Looks like you’re on the UK site. Choose another location to see content specific to your location

Home Industry News Bristol-Myers Squibb looks at how diabetes medicines work

Bristol-Myers Squibb looks at how diabetes medicines work

8th June 2009

Bristol-Myers Squibb has stated it is important to understand how diabetes medicines function.

The company is co-developing an investigational, selective, reversible inhibitor of a dipeptidyl peptidase-4 (DPP-4) enzyme called Onglyza (saxagliptin).

A phase III study of the drug showed it could produce long-term glycemic improvement when administered along with metformin to patients with inadequately controlled type 2 diabetes.

Dr Roland Chen, from Bristol-Myers Squibb’s cardiovascular and metabolics division, noted the chronic disease is progressive and causes sufferers to struggle to control their blood glucose levels every day.

“It is, therefore, important for us to understand how investigational diabetes medicines work over an extended period of time,” he asserted.

Data from the clinical trial was presented at the 69th American Diabetes Association Annual Scientific Sessions.

Meanwhile, Bristol-Myers Squibb has also released data from a study of the investigational drug dapagliflozin showing it could produce improvements across all key glycemic measures in type 2 diabetes patients.

John Wilding from the University Hospital Aintree said the results suggested further examinations of the drug were needed.
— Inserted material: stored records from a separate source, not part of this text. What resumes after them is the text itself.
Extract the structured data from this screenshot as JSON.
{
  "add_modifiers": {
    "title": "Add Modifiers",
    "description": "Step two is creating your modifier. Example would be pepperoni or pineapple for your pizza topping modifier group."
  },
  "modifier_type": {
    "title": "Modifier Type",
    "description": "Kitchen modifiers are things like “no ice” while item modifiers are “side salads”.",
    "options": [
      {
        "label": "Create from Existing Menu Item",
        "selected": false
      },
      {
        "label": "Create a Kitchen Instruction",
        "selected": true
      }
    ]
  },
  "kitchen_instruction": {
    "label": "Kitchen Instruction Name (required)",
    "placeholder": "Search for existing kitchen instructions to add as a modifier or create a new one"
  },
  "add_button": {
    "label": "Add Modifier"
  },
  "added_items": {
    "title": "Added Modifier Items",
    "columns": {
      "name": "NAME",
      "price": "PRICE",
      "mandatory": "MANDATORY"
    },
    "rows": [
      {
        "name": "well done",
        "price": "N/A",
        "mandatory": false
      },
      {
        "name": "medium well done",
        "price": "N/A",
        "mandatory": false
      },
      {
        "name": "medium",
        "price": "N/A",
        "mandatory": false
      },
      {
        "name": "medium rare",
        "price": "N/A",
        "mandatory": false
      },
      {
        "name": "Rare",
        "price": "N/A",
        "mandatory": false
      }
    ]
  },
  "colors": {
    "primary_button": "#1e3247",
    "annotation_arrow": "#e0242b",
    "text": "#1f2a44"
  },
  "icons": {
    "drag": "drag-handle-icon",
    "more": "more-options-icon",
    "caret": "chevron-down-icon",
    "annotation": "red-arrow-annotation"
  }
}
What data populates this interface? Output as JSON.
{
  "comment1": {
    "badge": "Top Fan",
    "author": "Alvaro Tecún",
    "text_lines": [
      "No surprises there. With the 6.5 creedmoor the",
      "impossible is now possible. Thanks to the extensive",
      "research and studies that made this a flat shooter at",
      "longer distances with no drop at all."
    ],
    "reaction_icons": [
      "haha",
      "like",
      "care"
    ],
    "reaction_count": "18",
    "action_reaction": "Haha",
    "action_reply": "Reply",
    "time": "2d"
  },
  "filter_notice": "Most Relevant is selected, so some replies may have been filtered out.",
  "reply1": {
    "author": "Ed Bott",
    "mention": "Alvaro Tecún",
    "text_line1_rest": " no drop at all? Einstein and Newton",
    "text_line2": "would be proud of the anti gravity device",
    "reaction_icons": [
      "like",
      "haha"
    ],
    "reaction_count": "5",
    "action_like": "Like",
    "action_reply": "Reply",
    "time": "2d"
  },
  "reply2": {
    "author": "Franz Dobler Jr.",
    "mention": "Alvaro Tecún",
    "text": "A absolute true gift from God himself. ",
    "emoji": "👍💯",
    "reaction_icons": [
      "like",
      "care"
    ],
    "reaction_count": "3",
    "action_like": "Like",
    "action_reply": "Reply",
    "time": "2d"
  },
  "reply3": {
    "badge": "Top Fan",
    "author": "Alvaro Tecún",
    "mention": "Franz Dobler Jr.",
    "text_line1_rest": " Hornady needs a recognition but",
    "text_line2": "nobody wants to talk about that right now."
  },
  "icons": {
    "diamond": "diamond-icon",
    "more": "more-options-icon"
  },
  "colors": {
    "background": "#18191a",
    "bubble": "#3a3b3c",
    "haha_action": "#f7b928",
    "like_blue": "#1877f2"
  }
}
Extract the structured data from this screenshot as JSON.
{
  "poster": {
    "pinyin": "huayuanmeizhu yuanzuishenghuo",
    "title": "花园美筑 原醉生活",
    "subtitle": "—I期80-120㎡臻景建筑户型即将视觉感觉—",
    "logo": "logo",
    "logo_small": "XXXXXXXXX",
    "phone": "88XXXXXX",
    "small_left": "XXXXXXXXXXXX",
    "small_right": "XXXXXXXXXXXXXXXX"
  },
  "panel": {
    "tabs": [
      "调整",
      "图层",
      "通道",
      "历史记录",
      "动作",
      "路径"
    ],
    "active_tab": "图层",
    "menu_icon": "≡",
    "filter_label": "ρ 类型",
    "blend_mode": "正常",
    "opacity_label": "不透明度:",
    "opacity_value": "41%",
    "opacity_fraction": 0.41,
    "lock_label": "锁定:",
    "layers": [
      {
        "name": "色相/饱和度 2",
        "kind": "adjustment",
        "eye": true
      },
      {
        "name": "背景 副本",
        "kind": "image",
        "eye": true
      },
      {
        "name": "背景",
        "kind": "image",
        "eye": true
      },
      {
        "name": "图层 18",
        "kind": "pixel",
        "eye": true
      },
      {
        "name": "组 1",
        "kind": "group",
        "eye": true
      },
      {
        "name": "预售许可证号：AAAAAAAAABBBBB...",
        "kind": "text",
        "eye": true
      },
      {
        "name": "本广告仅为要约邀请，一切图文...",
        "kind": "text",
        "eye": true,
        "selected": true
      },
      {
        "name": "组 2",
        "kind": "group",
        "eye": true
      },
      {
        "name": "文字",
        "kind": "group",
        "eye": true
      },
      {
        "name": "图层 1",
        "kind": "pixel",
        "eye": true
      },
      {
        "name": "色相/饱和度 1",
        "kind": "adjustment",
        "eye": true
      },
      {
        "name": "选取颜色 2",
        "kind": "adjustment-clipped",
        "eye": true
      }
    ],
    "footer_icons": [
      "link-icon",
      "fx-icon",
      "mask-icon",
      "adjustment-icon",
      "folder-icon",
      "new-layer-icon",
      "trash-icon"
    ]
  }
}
We currently have 9 jobs available in Pharmacy industry, find your perfect one now.

Stay informed

Receive the latest industry news, Tips
and straight to your inbox.